- Read Scott Carney’s Harmonic Trader series: Harmonic Trading: Volume 1, Harmonic Trading: Volume 2, and Harmonic Trading: Volume 3.
There are a series of other works by expert analysts and traders that address Gartley’s work and are worth reading, such as Pesavento, Bayer, Brown, Garrett, and Bulkowski. Do not consider their work merely supplementary – I find their work necessary to fully grasp the rabbit hole you are attempting to go down. Harmonic Patterns are an extremely in-depth form of analysis that encompasses multiple esoteric and contemporary areas of technical analysis. If you think finding the patterns and being able to draw them is sufficient to make a trading plan, you will lose a lot of money. Additionally, some words of wisdom from the great Larry Pesavento: An understanding of harmonics requires an in-depth knowledge of Fibonacci.
Harmonic Geometry, in a nutshell
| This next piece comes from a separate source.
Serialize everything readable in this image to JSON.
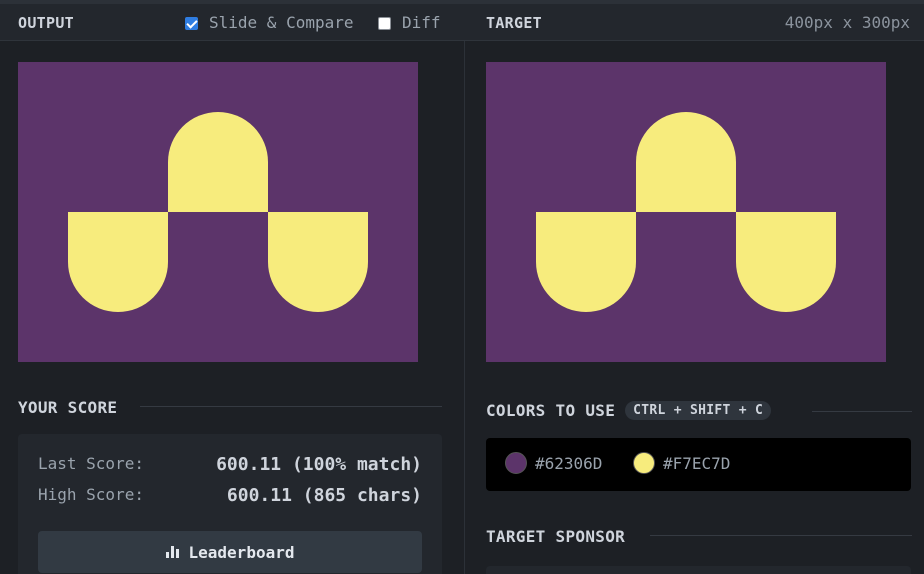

In a nutshell, Harmonic Geometry is a study and analysis of how markets move and flow as a measure of proportion from prior price levels. These proportional levels are measured using Fibonacci retracements and extensions. When these patterns (triangles) complete, they create powerful reversal opportunities. Carney calls the end of these patterns PRZs – Potential Reversal Zones. The significant error that many new traders and analysts make when they find a complete pattern is the same problem many new traders make with any new tool, strategy, or method: they don’t confirm. Make no mistake: Harmonic Patterns are powerful. But like any analysis or tool, it is not sufficient to take a trade. Harmonic Pattern analysis is just one tool in your trading toolbox. And like any toolbox, you need multiple tools to tackle the various projects and goals you want to achieve.
Harmonic Trading Ratios
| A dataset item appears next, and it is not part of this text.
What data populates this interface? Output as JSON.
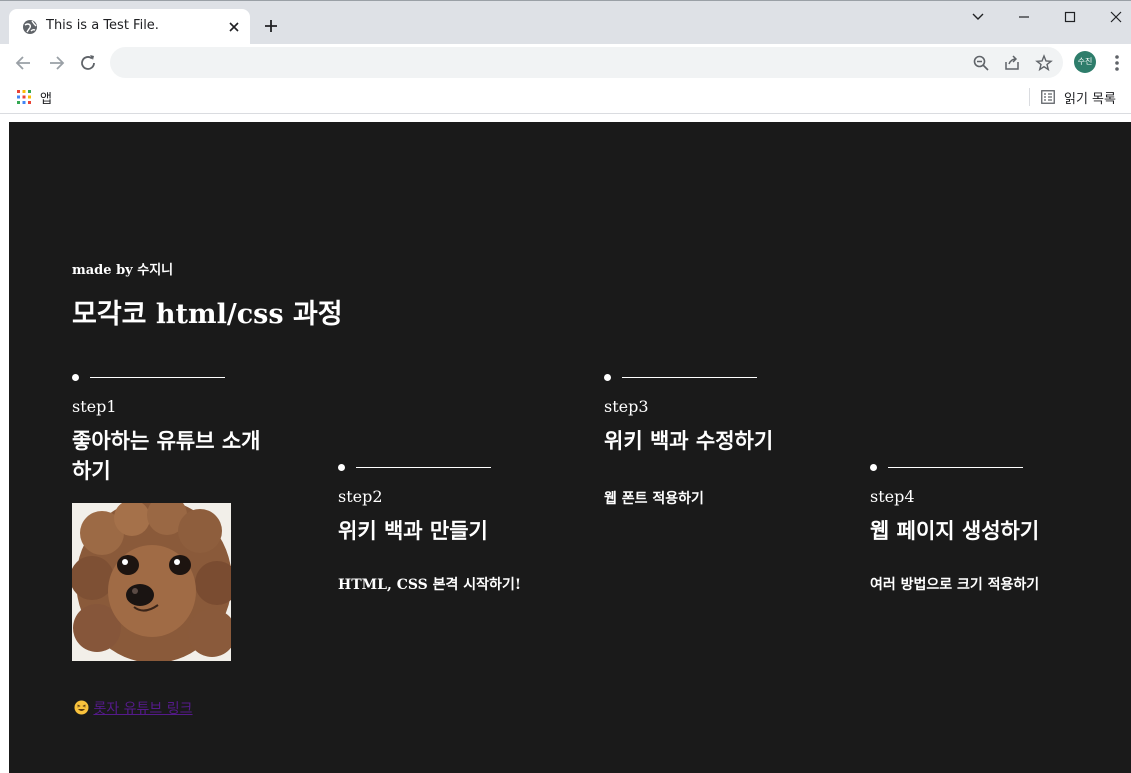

Contrary to popular belief, Gartley did not utilize Fibonacci levels or ratios in his work. Nonetheless, harmonic ratios are based on three classifications of harmonic ratios: Primary Ratios, Primary Derived Ratios and, Complementary Derived Ratios. As you develop a further understanding of the various patterns and their ratios, you will come to appreciate the very defined structure of this type of technical analysis.
- 61.8% = Primary Ratio
- 161.8% = Primary Projection Ratios
Primary Derived Ratios
- 78.6% = Square root of 0.618
- 88.6% = Fourth root of 0.618 or Square root of 0.786
- 113% = Fourth root of 1.618 or Square root of 1.27
- 127% = Square root of 1.618
Complementary Derived Ratios
- 38.2% = (1-0.618) or 0.618 squared
- 50% = 0.707 squared
- 70.7% = Square root of 0.50
- 141% = Square root of 2.0
- 200% = 1 + 1
- 224% = Square root of 5
- 261.8% = 1.618 squared
- 314% = Pi
- 361.8% = 1 + 2.618
Elliot Wave and Harmonic Geometry
Ellioticians are very aware of the strong connectedness that Gartley’s and Carney’s work has within Elliot Wave Theory. There are significant elements between the two types of technical analyses that create a mutual symbiosis. However, while they are very similar, it is crucial to understand that there are some significant differences between the two.
|Dynamic, Flexible.||Static, Definite.|
|Wave counts are more fluidly labeled.||Each move is labeled either XA, AB, BC, or CD.|
|Many variations and intepretations||No variation permitted.|
|Wave alignment varied and malleable.||Each price point alignment must be exact.|
The combination of Elliot and Gartley is powerful, and Gartley Harmonics can help confirm Elliot Waves. The following articles will describe, in further detail, specific Harmonic Patterns.
Sources: Carney, S. M. (2010). Harmonic trading. Upper Saddle River, NJ: Financial Times/Prentice Hall Gartley, H. M. (2008). Profits in the stock market. Pomeroy, WA: Lambert-Gann Pesavento, L., & Jouflas, L. (2008). Trade what you see: how to profit from pattern recognition. Hoboken: Wiley